### WHAT TO DO:
The reply is a verbatim copy of the listing below with its images dropped.

### DATASET EXCERPTS:
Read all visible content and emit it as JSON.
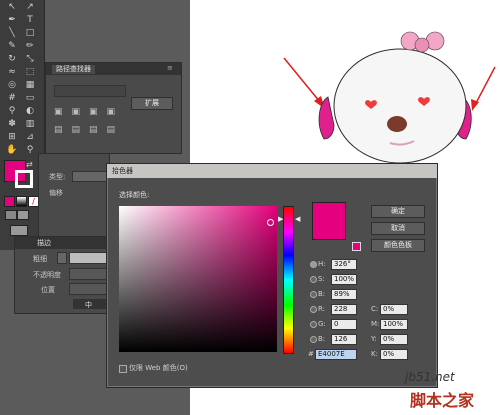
{
  "panel_transform": {
    "tab_label": "路径查找器",
    "expand_button": "扩展"
  },
  "panel_appearance": {
    "type_label": "类型:",
    "offset_label": "偏移"
  },
  "panel_stroke": {
    "tab_label": "描边",
    "weight_label": "粗细",
    "opacity_label": "不透明度",
    "position_label": "位置",
    "footer_label": "中"
  },
  "color_picker": {
    "title": "拾色器",
    "select_color_label": "选择颜色:",
    "ok_button": "确定",
    "cancel_button": "取消",
    "swatches_button": "颜色色板",
    "web_only_label": "仅限 Web 颜色(O)",
    "fields": {
      "h_label": "H:",
      "h_value": "326°",
      "s_label": "S:",
      "s_value": "100%",
      "b_label": "B:",
      "b_value": "89%",
      "r_label": "R:",
      "r_value": "228",
      "g_label": "G:",
      "g_value": "0",
      "b2_label": "B:",
      "b2_value": "126",
      "hash_label": "#",
      "hex_value": "E4007E",
      "c_label": "C:",
      "c_value": "0%",
      "m_label": "M:",
      "m_value": "100%",
      "y_label": "Y:",
      "y_value": "0%",
      "k_label": "K:",
      "k_value": "0%"
    }
  },
  "watermark": {
    "site": "jb51.net",
    "name": "脚本之家"
  },
  "colors": {
    "current": "#E4007E",
    "ear": "#E0208C",
    "bow": "#F3A6C7",
    "arrow": "#E0201E"
  }
}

### OUTPUT BELOW:
Read all visible content and emit it as JSON.
{
  "panel_transform": {
    "tab_label": "路径查找器",
    "expand_button": "扩展"
  },
  "panel_appearance": {
    "type_label": "类型:",
    "offset_label": "偏移"
  },
  "panel_stroke": {
    "tab_label": "描边",
    "weight_label": "粗细",
    "opacity_label": "不透明度",
    "position_label": "位置",
    "footer_label": "中"
  },
  "color_picker": {
    "title": "拾色器",
    "select_color_label": "选择颜色:",
    "ok_button": "确定",
    "cancel_button": "取消",
    "swatches_button": "颜色色板",
    "web_only_label": "仅限 Web 颜色(O)",
    "fields": {
      "h_label": "H:",
      "h_value": "326°",
      "s_label": "S:",
      "s_value": "100%",
      "b_label": "B:",
      "b_value": "89%",
      "r_label": "R:",
      "r_value": "228",
      "g_label": "G:",
      "g_value": "0",
      "b2_label": "B:",
      "b2_value": "126",
      "hash_label": "#",
      "hex_value": "E4007E",
      "c_label": "C:",
      "c_value": "0%",
      "m_label": "M:",
      "m_value": "100%",
      "y_label": "Y:",
      "y_value": "0%",
      "k_label": "K:",
      "k_value": "0%"
    }
  },
  "watermark": {
    "site": "jb51.net",
    "name": "脚本之家"
  },
  "colors": {
    "current": "#E4007E",
    "ear": "#E0208C",
    "bow": "#F3A6C7",
    "arrow": "#E0201E"
  }
}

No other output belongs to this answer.